----- Input data -----

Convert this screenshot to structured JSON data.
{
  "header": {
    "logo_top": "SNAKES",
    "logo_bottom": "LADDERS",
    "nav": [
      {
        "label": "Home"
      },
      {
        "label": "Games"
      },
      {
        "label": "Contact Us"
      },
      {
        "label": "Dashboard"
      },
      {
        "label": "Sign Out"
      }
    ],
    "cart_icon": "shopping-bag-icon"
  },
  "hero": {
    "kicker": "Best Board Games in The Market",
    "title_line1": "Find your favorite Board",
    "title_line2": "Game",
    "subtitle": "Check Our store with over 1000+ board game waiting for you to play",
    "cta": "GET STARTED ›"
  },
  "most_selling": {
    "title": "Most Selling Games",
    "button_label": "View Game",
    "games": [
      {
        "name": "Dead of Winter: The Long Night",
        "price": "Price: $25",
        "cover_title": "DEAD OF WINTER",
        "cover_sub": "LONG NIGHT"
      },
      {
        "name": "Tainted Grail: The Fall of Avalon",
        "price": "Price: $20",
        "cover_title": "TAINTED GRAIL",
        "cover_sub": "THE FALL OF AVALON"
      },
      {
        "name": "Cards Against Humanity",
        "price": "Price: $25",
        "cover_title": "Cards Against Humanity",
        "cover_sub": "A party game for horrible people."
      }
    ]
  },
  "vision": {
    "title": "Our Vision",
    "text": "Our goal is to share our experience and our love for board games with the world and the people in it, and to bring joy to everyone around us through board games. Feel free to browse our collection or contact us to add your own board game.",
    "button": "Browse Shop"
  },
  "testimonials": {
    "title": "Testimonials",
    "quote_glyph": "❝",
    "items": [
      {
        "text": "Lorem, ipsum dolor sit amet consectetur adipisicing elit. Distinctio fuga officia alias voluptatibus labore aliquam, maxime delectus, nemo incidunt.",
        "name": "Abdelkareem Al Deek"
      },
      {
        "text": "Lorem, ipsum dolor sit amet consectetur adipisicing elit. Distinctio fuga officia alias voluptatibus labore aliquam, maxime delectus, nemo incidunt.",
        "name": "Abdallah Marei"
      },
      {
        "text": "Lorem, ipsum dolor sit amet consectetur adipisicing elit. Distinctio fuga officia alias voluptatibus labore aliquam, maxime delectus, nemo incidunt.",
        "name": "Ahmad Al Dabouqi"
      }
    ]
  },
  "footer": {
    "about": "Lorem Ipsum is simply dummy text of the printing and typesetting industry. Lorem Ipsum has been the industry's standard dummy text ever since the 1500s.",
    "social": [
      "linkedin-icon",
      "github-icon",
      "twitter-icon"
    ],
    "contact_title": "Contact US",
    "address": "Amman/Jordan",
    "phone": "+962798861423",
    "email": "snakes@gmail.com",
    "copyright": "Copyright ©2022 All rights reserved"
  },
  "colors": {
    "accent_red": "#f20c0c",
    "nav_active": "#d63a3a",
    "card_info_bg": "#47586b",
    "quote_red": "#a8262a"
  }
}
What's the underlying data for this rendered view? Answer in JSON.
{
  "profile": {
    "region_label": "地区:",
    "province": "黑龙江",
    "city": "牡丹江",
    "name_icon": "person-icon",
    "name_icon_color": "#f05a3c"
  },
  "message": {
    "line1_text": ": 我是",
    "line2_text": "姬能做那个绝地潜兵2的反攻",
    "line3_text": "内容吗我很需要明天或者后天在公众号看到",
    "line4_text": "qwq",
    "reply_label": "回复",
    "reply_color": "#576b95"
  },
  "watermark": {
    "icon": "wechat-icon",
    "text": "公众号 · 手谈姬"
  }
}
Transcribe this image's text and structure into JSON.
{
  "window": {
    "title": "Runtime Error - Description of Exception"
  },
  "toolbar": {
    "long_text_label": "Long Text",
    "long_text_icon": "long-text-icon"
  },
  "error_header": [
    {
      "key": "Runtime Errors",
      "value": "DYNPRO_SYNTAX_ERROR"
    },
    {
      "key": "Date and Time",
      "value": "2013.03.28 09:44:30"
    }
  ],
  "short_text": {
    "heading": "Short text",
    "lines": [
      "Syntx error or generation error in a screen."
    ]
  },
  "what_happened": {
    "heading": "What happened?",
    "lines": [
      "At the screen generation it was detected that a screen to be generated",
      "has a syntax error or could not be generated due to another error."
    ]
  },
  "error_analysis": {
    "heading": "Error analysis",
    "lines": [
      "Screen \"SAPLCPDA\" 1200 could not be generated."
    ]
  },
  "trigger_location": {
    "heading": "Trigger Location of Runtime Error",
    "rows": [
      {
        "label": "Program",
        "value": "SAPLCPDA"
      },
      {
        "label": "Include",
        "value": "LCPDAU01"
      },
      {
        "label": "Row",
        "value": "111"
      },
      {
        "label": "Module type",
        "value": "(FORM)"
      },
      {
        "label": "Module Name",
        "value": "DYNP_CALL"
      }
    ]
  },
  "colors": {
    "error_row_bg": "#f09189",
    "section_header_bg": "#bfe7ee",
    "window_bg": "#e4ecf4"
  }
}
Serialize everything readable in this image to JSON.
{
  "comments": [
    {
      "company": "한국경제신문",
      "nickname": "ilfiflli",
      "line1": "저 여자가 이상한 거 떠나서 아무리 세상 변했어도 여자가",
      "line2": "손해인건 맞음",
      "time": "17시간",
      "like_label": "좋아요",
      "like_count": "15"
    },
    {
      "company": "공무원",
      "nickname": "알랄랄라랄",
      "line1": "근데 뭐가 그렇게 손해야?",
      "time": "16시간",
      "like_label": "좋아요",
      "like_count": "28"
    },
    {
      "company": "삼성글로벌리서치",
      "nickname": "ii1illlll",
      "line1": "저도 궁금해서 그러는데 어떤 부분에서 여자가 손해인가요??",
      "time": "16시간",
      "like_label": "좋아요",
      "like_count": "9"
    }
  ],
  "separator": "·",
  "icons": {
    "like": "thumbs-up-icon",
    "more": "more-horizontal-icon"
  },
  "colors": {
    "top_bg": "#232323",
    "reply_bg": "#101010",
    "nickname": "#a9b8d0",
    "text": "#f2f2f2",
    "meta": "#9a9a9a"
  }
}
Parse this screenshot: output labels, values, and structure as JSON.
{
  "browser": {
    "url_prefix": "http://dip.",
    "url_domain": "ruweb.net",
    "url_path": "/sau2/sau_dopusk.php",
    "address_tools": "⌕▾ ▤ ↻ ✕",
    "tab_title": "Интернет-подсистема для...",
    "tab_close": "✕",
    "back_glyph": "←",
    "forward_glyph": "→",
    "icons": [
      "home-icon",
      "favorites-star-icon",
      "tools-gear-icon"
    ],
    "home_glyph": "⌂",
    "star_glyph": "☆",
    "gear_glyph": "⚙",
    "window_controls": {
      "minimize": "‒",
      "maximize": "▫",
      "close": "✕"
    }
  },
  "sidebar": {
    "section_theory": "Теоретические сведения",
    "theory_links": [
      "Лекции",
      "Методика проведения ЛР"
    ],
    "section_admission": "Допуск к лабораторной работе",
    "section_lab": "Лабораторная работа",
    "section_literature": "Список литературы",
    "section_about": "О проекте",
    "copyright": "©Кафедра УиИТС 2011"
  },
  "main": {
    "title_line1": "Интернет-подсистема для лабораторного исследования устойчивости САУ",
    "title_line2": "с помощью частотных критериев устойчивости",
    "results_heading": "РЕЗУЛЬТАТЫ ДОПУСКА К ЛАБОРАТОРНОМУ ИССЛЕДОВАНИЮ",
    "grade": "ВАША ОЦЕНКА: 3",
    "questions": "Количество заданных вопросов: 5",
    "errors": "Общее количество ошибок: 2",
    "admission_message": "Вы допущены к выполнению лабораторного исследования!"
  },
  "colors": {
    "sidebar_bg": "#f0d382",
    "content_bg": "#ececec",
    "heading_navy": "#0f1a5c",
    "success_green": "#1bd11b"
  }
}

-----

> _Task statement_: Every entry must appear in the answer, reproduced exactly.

> _Answer section_:
Convert this screenshot to structured JSON data.
{
  "header": {
    "logo_top": "SNAKES",
    "logo_bottom": "LADDERS",
    "nav": [
      {
        "label": "Home"
      },
      {
        "label": "Games"
      },
      {
        "label": "Contact Us"
      },
      {
        "label": "Dashboard"
      },
      {
        "label": "Sign Out"
      }
    ],
    "cart_icon": "shopping-bag-icon"
  },
  "hero": {
    "kicker": "Best Board Games in The Market",
    "title_line1": "Find your favorite Board",
    "title_line2": "Game",
    "subtitle": "Check Our store with over 1000+ board game waiting for you to play",
    "cta": "GET STARTED ›"
  },
  "most_selling": {
    "title": "Most Selling Games",
    "button_label": "View Game",
    "games": [
      {
        "name": "Dead of Winter: The Long Night",
        "price": "Price: $25",
        "cover_title": "DEAD OF WINTER",
        "cover_sub": "LONG NIGHT"
      },
      {
        "name": "Tainted Grail: The Fall of Avalon",
        "price": "Price: $20",
        "cover_title": "TAINTED GRAIL",
        "cover_sub": "THE FALL OF AVALON"
      },
      {
        "name": "Cards Against Humanity",
        "price": "Price: $25",
        "cover_title": "Cards Against Humanity",
        "cover_sub": "A party game for horrible people."
      }
    ]
  },
  "vision": {
    "title": "Our Vision",
    "text": "Our goal is to share our experience and our love for board games with the world and the people in it, and to bring joy to everyone around us through board games. Feel free to browse our collection or contact us to add your own board game.",
    "button": "Browse Shop"
  },
  "testimonials": {
    "title": "Testimonials",
    "quote_glyph": "❝",
    "items": [
      {
        "text": "Lorem, ipsum dolor sit amet consectetur adipisicing elit. Distinctio fuga officia alias voluptatibus labore aliquam, maxime delectus, nemo incidunt.",
        "name": "Abdelkareem Al Deek"
      },
      {
        "text": "Lorem, ipsum dolor sit amet consectetur adipisicing elit. Distinctio fuga officia alias voluptatibus labore aliquam, maxime delectus, nemo incidunt.",
        "name": "Abdallah Marei"
      },
      {
        "text": "Lorem, ipsum dolor sit amet consectetur adipisicing elit. Distinctio fuga officia alias voluptatibus labore aliquam, maxime delectus, nemo incidunt.",
        "name": "Ahmad Al Dabouqi"
      }
    ]
  },
  "footer": {
    "about": "Lorem Ipsum is simply dummy text of the printing and typesetting industry. Lorem Ipsum has been the industry's standard dummy text ever since the 1500s.",
    "social": [
      "linkedin-icon",
      "github-icon",
      "twitter-icon"
    ],
    "contact_title": "Contact US",
    "address": "Amman/Jordan",
    "phone": "+962798861423",
    "email": "snakes@gmail.com",
    "copyright": "Copyright ©2022 All rights reserved"
  },
  "colors": {
    "accent_red": "#f20c0c",
    "nav_active": "#d63a3a",
    "card_info_bg": "#47586b",
    "quote_red": "#a8262a"
  }
}
What's the underlying data for this rendered view? Answer in JSON.
{
  "profile": {
    "region_label": "地区:",
    "province": "黑龙江",
    "city": "牡丹江",
    "name_icon": "person-icon",
    "name_icon_color": "#f05a3c"
  },
  "message": {
    "line1_text": ": 我是",
    "line2_text": "姬能做那个绝地潜兵2的反攻",
    "line3_text": "内容吗我很需要明天或者后天在公众号看到",
    "line4_text": "qwq",
    "reply_label": "回复",
    "reply_color": "#576b95"
  },
  "watermark": {
    "icon": "wechat-icon",
    "text": "公众号 · 手谈姬"
  }
}
Transcribe this image's text and structure into JSON.
{
  "window": {
    "title": "Runtime Error - Description of Exception"
  },
  "toolbar": {
    "long_text_label": "Long Text",
    "long_text_icon": "long-text-icon"
  },
  "error_header": [
    {
      "key": "Runtime Errors",
      "value": "DYNPRO_SYNTAX_ERROR"
    },
    {
      "key": "Date and Time",
      "value": "2013.03.28 09:44:30"
    }
  ],
  "short_text": {
    "heading": "Short text",
    "lines": [
      "Syntx error or generation error in a screen."
    ]
  },
  "what_happened": {
    "heading": "What happened?",
    "lines": [
      "At the screen generation it was detected that a screen to be generated",
      "has a syntax error or could not be generated due to another error."
    ]
  },
  "error_analysis": {
    "heading": "Error analysis",
    "lines": [
      "Screen \"SAPLCPDA\" 1200 could not be generated."
    ]
  },
  "trigger_location": {
    "heading": "Trigger Location of Runtime Error",
    "rows": [
      {
        "label": "Program",
        "value": "SAPLCPDA"
      },
      {
        "label": "Include",
        "value": "LCPDAU01"
      },
      {
        "label": "Row",
        "value": "111"
      },
      {
        "label": "Module type",
        "value": "(FORM)"
      },
      {
        "label": "Module Name",
        "value": "DYNP_CALL"
      }
    ]
  },
  "colors": {
    "error_row_bg": "#f09189",
    "section_header_bg": "#bfe7ee",
    "window_bg": "#e4ecf4"
  }
}
Serialize everything readable in this image to JSON.
{
  "comments": [
    {
      "company": "한국경제신문",
      "nickname": "ilfiflli",
      "line1": "저 여자가 이상한 거 떠나서 아무리 세상 변했어도 여자가",
      "line2": "손해인건 맞음",
      "time": "17시간",
      "like_label": "좋아요",
      "like_count": "15"
    },
    {
      "company": "공무원",
      "nickname": "알랄랄라랄",
      "line1": "근데 뭐가 그렇게 손해야?",
      "time": "16시간",
      "like_label": "좋아요",
      "like_count": "28"
    },
    {
      "company": "삼성글로벌리서치",
      "nickname": "ii1illlll",
      "line1": "저도 궁금해서 그러는데 어떤 부분에서 여자가 손해인가요??",
      "time": "16시간",
      "like_label": "좋아요",
      "like_count": "9"
    }
  ],
  "separator": "·",
  "icons": {
    "like": "thumbs-up-icon",
    "more": "more-horizontal-icon"
  },
  "colors": {
    "top_bg": "#232323",
    "reply_bg": "#101010",
    "nickname": "#a9b8d0",
    "text": "#f2f2f2",
    "meta": "#9a9a9a"
  }
}
Parse this screenshot: output labels, values, and structure as JSON.
{
  "browser": {
    "url_prefix": "http://dip.",
    "url_domain": "ruweb.net",
    "url_path": "/sau2/sau_dopusk.php",
    "address_tools": "⌕▾ ▤ ↻ ✕",
    "tab_title": "Интернет-подсистема для...",
    "tab_close": "✕",
    "back_glyph": "←",
    "forward_glyph": "→",
    "icons": [
      "home-icon",
      "favorites-star-icon",
      "tools-gear-icon"
    ],
    "home_glyph": "⌂",
    "star_glyph": "☆",
    "gear_glyph": "⚙",
    "window_controls": {
      "minimize": "‒",
      "maximize": "▫",
      "close": "✕"
    }
  },
  "sidebar": {
    "section_theory": "Теоретические сведения",
    "theory_links": [
      "Лекции",
      "Методика проведения ЛР"
    ],
    "section_admission": "Допуск к лабораторной работе",
    "section_lab": "Лабораторная работа",
    "section_literature": "Список литературы",
    "section_about": "О проекте",
    "copyright": "©Кафедра УиИТС 2011"
  },
  "main": {
    "title_line1": "Интернет-подсистема для лабораторного исследования устойчивости САУ",
    "title_line2": "с помощью частотных критериев устойчивости",
    "results_heading": "РЕЗУЛЬТАТЫ ДОПУСКА К ЛАБОРАТОРНОМУ ИССЛЕДОВАНИЮ",
    "grade": "ВАША ОЦЕНКА: 3",
    "questions": "Количество заданных вопросов: 5",
    "errors": "Общее количество ошибок: 2",
    "admission_message": "Вы допущены к выполнению лабораторного исследования!"
  },
  "colors": {
    "sidebar_bg": "#f0d382",
    "content_bg": "#ececec",
    "heading_navy": "#0f1a5c",
    "success_green": "#1bd11b"
  }
}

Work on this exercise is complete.